*Aim of the exercise*
Among the lines of the records, find all that carry the word "XSDRTBDF" and copy them.

=-=-=-=-=

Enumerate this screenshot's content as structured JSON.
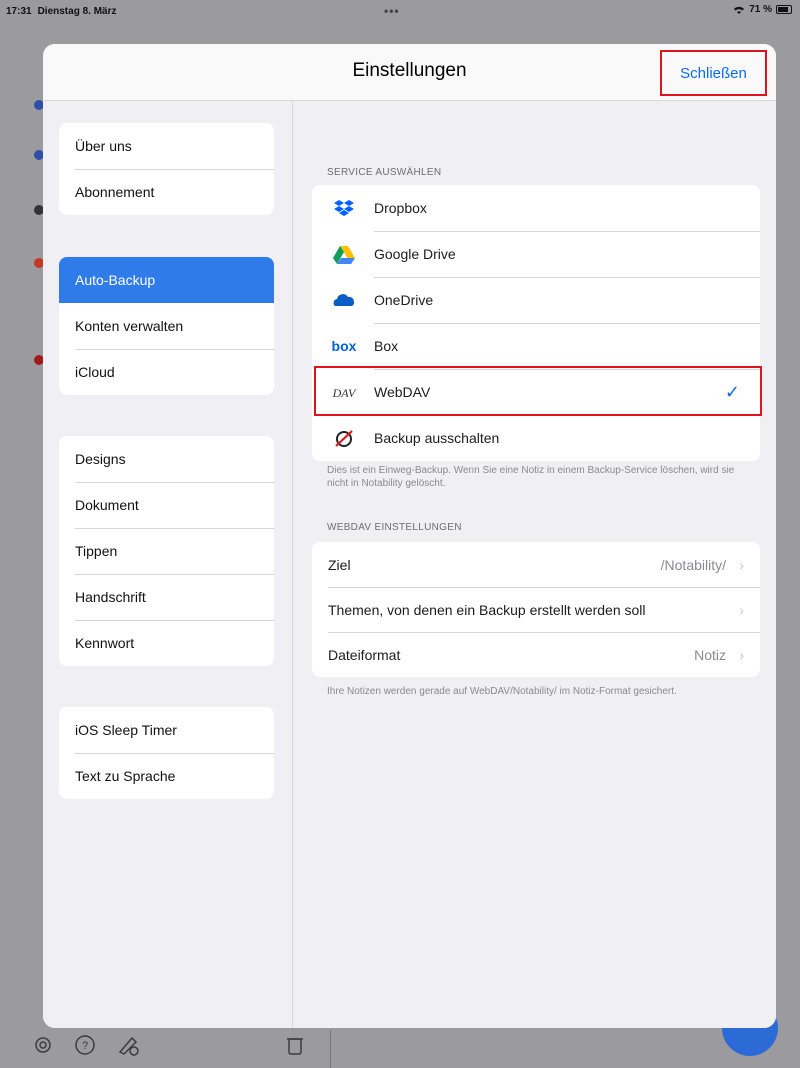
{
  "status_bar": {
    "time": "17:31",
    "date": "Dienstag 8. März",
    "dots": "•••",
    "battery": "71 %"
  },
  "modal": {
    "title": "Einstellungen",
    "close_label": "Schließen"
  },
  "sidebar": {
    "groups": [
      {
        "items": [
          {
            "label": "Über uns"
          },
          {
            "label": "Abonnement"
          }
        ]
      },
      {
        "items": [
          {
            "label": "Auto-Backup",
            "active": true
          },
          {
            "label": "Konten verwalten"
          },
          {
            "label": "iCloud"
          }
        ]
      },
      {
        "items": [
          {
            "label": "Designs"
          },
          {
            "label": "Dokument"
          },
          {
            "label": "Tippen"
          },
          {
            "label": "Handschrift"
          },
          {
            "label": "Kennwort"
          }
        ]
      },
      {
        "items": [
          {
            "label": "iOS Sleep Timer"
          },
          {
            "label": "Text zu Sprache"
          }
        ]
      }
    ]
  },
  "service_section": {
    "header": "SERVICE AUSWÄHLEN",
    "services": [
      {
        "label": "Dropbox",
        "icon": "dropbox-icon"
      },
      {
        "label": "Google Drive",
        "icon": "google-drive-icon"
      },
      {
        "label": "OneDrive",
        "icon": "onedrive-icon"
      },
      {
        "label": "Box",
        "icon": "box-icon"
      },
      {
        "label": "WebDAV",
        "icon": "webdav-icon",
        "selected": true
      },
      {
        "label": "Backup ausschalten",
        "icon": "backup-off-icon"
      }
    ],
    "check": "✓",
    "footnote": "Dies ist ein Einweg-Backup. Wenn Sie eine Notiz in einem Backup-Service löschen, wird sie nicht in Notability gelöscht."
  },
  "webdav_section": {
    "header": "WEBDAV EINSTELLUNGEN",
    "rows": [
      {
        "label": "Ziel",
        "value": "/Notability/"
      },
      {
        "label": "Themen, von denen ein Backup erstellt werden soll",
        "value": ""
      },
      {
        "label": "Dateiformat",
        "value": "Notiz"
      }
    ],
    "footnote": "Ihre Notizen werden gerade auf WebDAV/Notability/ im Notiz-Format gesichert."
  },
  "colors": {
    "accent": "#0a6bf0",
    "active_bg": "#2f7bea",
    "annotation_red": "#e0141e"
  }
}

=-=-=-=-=

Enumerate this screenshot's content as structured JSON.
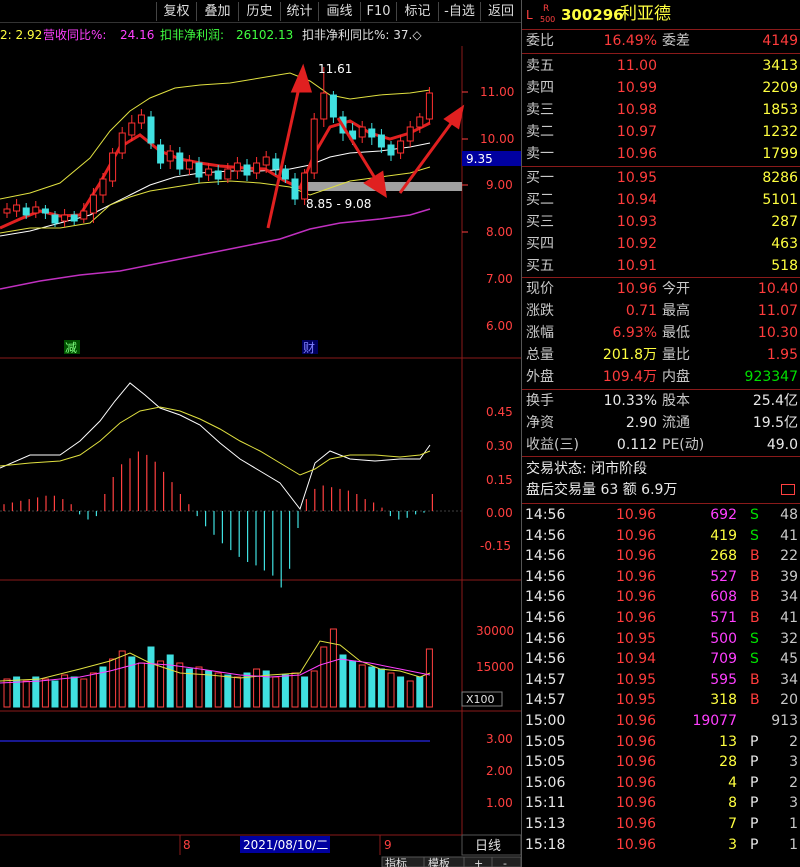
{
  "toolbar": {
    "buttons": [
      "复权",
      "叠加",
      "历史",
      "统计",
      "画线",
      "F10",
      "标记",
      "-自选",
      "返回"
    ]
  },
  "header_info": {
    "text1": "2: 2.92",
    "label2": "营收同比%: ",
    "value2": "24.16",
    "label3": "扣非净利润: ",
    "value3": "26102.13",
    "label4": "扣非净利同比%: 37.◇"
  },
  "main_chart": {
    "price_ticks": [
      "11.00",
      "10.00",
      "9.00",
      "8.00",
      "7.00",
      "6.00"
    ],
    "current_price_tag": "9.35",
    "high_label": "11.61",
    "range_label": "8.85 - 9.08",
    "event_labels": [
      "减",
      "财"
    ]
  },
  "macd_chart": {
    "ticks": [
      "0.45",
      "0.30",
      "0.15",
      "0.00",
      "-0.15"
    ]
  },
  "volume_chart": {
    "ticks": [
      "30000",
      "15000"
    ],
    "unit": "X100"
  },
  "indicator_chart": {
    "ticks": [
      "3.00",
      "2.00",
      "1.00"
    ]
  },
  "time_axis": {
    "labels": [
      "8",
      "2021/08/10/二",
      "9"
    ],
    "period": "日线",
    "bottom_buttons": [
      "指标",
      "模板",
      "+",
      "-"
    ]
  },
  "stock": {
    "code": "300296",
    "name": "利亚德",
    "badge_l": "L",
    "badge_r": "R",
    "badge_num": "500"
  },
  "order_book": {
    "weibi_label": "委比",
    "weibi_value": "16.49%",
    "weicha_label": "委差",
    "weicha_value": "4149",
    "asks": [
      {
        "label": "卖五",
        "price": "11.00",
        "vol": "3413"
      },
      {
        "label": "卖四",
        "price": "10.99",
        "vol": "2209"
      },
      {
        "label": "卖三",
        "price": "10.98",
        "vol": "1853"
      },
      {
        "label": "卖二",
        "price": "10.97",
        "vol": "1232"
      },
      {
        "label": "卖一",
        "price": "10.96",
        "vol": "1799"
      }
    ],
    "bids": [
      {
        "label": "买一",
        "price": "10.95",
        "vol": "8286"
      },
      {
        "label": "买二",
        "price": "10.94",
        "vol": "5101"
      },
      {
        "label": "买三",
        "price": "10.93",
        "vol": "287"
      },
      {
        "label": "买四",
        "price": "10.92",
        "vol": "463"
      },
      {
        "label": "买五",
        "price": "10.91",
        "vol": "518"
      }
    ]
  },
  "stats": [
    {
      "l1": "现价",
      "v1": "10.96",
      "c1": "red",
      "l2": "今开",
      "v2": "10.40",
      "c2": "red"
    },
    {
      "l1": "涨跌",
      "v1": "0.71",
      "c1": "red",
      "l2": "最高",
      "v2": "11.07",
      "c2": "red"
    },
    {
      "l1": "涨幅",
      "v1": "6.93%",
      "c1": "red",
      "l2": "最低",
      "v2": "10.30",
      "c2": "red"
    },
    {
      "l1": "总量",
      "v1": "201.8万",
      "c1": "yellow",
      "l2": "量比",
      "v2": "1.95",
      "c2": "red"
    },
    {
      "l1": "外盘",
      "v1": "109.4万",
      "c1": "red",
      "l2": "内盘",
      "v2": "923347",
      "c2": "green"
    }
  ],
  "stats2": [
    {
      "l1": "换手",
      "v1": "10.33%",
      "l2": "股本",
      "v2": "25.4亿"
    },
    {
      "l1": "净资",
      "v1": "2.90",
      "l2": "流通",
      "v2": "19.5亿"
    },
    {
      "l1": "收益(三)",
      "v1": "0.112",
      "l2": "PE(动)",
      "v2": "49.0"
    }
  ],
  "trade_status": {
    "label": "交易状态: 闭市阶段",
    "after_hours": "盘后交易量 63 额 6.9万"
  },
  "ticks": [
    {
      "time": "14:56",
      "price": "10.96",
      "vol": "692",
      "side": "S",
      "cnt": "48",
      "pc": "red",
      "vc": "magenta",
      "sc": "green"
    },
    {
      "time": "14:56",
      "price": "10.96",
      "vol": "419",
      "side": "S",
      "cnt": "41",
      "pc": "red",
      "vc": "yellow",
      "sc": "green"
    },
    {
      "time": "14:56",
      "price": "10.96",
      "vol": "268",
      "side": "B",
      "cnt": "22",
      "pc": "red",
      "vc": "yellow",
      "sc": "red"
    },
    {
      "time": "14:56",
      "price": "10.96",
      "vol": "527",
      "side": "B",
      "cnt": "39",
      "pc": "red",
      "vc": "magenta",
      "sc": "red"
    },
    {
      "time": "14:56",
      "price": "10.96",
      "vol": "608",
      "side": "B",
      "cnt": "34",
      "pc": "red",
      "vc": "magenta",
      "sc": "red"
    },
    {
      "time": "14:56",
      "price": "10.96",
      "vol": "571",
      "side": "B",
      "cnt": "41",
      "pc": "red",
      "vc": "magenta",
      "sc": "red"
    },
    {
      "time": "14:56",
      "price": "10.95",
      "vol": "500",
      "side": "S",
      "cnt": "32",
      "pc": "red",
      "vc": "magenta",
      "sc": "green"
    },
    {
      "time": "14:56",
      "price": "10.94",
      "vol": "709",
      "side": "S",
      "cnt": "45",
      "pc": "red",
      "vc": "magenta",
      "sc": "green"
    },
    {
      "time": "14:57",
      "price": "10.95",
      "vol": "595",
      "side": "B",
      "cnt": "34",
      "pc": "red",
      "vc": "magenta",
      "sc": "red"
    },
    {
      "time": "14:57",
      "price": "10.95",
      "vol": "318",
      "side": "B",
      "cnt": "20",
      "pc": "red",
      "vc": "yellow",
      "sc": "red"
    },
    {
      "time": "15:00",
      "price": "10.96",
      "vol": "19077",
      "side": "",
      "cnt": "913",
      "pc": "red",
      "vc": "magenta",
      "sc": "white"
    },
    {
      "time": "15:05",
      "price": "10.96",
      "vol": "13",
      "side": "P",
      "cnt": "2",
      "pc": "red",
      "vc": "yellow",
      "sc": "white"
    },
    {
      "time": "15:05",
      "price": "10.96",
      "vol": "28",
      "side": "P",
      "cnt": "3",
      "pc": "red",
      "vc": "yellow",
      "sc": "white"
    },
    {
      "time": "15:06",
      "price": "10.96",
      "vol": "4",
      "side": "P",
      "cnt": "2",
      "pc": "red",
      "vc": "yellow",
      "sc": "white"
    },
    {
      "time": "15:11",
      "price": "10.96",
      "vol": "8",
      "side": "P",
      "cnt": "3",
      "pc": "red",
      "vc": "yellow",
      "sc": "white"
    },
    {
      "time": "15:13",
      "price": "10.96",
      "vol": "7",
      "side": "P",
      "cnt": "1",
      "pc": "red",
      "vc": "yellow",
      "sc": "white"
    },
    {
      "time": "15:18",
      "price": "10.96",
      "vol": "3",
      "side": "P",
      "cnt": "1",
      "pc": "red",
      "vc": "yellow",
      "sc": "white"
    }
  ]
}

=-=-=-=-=

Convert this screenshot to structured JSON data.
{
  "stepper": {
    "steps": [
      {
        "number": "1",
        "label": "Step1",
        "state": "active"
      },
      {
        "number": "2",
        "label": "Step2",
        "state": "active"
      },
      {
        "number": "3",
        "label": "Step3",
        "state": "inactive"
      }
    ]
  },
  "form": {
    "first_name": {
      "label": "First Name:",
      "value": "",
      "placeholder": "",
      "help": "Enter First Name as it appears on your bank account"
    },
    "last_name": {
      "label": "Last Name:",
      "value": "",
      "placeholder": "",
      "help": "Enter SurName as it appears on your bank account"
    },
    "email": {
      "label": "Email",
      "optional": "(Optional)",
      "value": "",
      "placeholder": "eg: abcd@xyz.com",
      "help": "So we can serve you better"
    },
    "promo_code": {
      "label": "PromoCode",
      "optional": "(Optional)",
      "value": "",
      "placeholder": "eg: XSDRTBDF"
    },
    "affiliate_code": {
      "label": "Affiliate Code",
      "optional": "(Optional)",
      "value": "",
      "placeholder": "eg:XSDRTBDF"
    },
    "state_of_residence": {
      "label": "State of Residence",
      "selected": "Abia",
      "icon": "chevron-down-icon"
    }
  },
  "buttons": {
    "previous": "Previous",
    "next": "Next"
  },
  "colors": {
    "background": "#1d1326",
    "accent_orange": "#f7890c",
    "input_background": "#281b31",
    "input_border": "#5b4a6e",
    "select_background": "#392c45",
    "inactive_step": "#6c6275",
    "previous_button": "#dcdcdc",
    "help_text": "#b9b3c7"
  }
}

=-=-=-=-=

*Written reply*
      "placeholder": "eg: XSDRTBDF"
      "placeholder": "eg:XSDRTBDF"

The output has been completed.